What the task asks
Check every line below for the word "JSON" and give only the number of lines where it appears.

Records for the exercise
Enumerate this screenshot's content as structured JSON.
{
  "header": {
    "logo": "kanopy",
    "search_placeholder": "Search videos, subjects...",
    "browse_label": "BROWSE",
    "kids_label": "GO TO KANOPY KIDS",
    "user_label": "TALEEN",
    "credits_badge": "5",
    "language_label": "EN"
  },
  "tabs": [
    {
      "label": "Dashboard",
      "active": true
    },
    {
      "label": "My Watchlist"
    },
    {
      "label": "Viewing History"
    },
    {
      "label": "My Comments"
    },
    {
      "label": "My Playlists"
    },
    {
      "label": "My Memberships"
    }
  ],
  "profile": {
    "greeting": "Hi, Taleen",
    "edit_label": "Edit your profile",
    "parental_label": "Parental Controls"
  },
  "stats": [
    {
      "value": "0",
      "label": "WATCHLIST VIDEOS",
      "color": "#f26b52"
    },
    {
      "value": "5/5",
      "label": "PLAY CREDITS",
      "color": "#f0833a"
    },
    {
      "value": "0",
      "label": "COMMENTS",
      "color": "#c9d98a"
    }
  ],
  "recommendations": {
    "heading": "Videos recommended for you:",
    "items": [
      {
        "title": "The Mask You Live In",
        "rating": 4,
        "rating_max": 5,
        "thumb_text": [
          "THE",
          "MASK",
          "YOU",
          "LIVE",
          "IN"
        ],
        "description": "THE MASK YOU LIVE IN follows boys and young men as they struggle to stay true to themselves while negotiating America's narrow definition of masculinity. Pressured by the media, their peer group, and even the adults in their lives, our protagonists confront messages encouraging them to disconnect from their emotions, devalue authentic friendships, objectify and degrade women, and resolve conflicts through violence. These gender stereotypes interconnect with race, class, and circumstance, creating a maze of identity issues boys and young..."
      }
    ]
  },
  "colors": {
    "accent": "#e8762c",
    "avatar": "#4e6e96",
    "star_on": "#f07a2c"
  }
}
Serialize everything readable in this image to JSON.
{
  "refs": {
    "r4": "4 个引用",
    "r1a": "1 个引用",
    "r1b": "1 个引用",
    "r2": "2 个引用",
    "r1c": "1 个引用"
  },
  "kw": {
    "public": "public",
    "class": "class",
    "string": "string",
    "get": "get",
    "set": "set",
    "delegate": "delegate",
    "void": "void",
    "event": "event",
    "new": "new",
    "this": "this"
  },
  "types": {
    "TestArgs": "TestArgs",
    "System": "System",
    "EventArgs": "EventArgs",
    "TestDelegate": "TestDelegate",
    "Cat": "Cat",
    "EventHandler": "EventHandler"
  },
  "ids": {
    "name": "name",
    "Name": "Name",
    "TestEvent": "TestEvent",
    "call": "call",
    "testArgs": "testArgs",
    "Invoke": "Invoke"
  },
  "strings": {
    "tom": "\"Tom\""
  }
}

Response to this exercise
2